  • National Association for the Advancement of White People
  • National Vanguard (Organization)

Types of material

  • Newsletters
Rausch, Marvin

Marvin Rausch Papers

1988-2006
11 boxes 22.5 linear feet
Call no.: FS 092

After completing postdoctoral work in Germany under Nobel laureate E.O. Fischer, Marvin Rausch joined the Chemistry faculty at UMass Amherst in 1963. A scholar in organometallic chemistry of the transition metals, Rausch wrote over 150 articles during his career, and became one of the first chairs of the Organometallic Subdivision of the American Chemical Society’s Division of Inorganic Chemistry as well as the Permanent International Secretary of the International Conference on Organometallic Chemistry. A passionate collector of minerals and fan of the basketball team, he remained in Amherst until his death in May 2008.

The Rausch Papers document the latter part of Rausch’s long career as an organic chemist and Professor of Chemistry at UMass. In addition to extensive notes for research and teaching, Rausch’s papers include his professional and personal correspondence, committee notes, patents, and annual performance reports. Also included among the papers are research progress reports, information regarding a NATO grant awarded in 1995, and several molecular models that represent some of Rausch’s work in organic chemistry.

Gift of Marvin Rausch, Nov. 2007

Subjects

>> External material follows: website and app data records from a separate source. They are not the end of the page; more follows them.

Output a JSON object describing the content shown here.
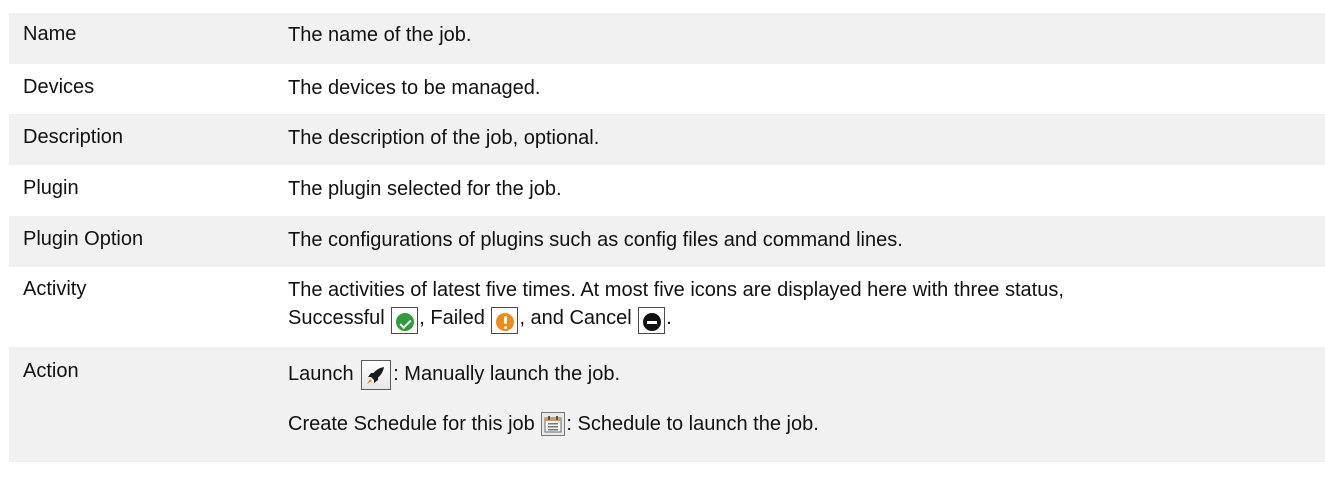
{
  "rows": [
    {
      "term": "Name",
      "definition": "The name of the job."
    },
    {
      "term": "Devices",
      "definition": "The devices to be managed."
    },
    {
      "term": "Description",
      "definition": "The description of the job, optional."
    },
    {
      "term": "Plugin",
      "definition": "The plugin selected for the job."
    },
    {
      "term": "Plugin Option",
      "definition": "The configurations of plugins such as config files and command lines."
    },
    {
      "term": "Activity",
      "definition_line1": "The activities of latest five times. At most five icons are displayed here with three status,",
      "successful": "Successful",
      "failed": ", Failed",
      "cancel": ", and Cancel",
      "end": "."
    },
    {
      "term": "Action",
      "launch": "Launch",
      "launch_desc": ": Manually launch the job.",
      "schedule": "Create Schedule for this job",
      "schedule_desc": ": Schedule to launch the job."
    }
  ],
  "icons": {
    "successful": "check-circle-icon",
    "failed": "warning-circle-icon",
    "cancel": "minus-circle-icon",
    "launch": "rocket-icon",
    "schedule": "calendar-icon"
  },
  "colors": {
    "shaded_row": "#f1f1f1",
    "success": "#2f9e3a",
    "failed": "#f08b17",
    "cancel": "#111111"
  }
}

  • Chemistry, Organic
  • University of Massachusetts Amherst. Department of Chemistry
  • iversity of Massachusetts Amherst--Faculty

Contributors

  • Rausch, Marvin